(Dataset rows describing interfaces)

*** Begin section ***

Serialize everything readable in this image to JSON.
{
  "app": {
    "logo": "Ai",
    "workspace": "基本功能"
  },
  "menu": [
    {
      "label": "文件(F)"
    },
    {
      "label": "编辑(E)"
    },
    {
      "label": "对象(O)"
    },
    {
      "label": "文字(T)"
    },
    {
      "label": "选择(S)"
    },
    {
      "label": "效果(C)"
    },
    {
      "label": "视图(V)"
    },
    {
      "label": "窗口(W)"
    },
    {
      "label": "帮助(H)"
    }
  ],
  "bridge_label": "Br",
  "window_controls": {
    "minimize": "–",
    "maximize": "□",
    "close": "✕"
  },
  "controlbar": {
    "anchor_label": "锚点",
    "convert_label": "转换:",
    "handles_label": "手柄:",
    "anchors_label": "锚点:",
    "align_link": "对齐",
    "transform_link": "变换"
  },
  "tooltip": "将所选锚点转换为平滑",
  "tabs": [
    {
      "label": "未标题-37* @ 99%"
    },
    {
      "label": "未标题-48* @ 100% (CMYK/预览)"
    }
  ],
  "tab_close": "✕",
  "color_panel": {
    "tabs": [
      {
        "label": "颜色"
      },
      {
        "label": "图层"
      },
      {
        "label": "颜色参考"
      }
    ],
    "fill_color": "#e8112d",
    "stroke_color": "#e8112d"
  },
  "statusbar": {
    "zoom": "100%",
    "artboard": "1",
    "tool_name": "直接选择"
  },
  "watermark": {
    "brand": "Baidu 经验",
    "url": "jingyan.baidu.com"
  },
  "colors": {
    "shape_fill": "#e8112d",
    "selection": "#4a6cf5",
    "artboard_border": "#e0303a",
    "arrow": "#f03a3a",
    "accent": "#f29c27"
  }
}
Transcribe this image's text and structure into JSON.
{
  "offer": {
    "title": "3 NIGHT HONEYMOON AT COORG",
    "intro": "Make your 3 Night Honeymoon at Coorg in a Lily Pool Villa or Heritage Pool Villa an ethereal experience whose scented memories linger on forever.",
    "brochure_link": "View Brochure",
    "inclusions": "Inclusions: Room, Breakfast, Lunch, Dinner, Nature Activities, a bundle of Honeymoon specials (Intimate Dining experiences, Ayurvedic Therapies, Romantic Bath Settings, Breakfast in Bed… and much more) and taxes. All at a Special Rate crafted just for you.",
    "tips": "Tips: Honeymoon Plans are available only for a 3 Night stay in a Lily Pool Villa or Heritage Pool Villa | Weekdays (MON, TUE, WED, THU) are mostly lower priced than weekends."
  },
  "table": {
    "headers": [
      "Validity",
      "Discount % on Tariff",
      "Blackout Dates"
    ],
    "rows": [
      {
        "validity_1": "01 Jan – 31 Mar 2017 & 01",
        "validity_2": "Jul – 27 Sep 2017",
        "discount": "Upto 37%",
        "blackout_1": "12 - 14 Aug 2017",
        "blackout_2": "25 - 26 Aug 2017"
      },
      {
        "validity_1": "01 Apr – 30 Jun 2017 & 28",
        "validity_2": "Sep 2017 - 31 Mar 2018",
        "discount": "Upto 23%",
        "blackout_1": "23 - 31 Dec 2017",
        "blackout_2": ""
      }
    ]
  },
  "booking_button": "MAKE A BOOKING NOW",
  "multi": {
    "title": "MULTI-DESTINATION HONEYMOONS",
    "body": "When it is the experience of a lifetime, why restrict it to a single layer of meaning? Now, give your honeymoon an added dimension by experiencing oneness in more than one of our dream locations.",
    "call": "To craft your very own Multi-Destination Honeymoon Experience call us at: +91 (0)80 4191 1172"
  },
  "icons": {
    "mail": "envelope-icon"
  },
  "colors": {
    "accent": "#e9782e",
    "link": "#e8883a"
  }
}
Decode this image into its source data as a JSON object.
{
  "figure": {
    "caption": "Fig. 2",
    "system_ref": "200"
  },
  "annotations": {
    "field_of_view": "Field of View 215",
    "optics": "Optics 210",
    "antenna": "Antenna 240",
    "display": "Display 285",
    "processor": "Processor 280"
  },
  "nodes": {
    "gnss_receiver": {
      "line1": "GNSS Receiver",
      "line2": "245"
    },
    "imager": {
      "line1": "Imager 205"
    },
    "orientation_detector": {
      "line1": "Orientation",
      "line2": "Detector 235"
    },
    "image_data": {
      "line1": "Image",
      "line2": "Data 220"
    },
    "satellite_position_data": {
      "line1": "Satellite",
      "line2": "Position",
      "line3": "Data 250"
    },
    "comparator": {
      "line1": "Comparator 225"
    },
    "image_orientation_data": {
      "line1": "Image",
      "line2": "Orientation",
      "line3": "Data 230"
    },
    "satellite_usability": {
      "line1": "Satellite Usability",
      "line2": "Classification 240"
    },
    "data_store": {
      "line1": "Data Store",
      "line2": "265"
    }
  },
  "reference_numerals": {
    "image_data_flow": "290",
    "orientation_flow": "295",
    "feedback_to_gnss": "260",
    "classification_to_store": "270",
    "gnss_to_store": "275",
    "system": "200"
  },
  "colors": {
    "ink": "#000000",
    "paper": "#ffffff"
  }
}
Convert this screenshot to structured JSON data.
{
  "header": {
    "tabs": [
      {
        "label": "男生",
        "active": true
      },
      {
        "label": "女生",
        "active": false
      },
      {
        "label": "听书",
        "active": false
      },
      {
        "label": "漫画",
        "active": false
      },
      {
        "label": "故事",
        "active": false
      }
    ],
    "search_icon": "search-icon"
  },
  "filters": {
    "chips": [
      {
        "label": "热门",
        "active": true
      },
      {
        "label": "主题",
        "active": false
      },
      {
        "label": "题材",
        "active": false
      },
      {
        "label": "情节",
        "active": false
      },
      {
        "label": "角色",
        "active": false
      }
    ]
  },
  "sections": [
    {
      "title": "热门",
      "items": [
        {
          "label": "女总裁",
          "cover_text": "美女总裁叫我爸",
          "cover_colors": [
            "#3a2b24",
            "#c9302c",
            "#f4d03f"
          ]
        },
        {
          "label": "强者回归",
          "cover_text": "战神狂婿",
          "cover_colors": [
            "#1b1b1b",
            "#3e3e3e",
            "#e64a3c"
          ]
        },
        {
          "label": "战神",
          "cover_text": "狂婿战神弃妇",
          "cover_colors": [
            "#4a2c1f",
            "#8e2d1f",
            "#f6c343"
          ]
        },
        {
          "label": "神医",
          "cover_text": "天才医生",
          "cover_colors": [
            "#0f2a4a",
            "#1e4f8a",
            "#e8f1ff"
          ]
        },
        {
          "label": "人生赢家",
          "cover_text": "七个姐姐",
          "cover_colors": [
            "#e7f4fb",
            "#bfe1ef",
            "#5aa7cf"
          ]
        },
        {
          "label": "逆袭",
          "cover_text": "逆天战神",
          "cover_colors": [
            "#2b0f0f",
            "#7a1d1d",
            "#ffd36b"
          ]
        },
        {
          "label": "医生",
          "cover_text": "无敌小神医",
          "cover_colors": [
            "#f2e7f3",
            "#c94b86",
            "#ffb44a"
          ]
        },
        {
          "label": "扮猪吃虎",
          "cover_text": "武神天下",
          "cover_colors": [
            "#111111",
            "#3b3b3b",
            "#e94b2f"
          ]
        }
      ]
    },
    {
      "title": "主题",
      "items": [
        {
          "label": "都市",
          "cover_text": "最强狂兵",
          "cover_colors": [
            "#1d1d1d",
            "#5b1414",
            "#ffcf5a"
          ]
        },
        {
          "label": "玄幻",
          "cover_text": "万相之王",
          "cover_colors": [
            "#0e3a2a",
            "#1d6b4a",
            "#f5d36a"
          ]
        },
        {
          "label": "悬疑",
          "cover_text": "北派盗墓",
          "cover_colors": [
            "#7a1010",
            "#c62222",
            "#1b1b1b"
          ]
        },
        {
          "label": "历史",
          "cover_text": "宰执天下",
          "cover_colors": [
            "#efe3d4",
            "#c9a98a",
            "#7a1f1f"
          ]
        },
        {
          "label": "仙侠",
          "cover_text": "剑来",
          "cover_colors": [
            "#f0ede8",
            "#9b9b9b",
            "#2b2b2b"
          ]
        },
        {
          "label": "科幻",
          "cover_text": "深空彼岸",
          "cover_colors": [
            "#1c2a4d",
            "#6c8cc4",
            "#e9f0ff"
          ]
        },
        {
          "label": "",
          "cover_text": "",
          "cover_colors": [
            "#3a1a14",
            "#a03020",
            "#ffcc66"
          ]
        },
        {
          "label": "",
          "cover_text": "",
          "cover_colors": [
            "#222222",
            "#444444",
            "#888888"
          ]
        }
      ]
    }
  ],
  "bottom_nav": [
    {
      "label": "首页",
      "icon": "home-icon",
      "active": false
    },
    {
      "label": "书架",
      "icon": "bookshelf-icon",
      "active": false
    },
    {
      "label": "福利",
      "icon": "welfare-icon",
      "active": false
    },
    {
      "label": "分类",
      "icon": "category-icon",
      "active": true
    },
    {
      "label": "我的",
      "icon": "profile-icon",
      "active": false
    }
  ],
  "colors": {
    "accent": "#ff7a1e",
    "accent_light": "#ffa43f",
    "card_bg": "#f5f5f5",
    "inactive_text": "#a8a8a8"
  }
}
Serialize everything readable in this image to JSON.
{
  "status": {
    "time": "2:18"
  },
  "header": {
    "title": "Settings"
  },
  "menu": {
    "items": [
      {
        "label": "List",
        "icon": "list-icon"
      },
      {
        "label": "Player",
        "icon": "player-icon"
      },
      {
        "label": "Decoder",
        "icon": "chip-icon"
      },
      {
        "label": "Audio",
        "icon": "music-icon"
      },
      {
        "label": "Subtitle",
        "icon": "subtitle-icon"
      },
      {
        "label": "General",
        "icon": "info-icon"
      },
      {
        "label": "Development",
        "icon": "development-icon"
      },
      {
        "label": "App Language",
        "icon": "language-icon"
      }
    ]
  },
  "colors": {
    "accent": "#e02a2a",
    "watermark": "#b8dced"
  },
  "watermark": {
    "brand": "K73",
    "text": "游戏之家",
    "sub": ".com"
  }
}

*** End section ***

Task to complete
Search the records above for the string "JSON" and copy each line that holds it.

Result
Serialize everything readable in this image to JSON.
Transcribe this image's text and structure into JSON.
Decode this image into its source data as a JSON object.
Convert this screenshot to structured JSON data.
Serialize everything readable in this image to JSON.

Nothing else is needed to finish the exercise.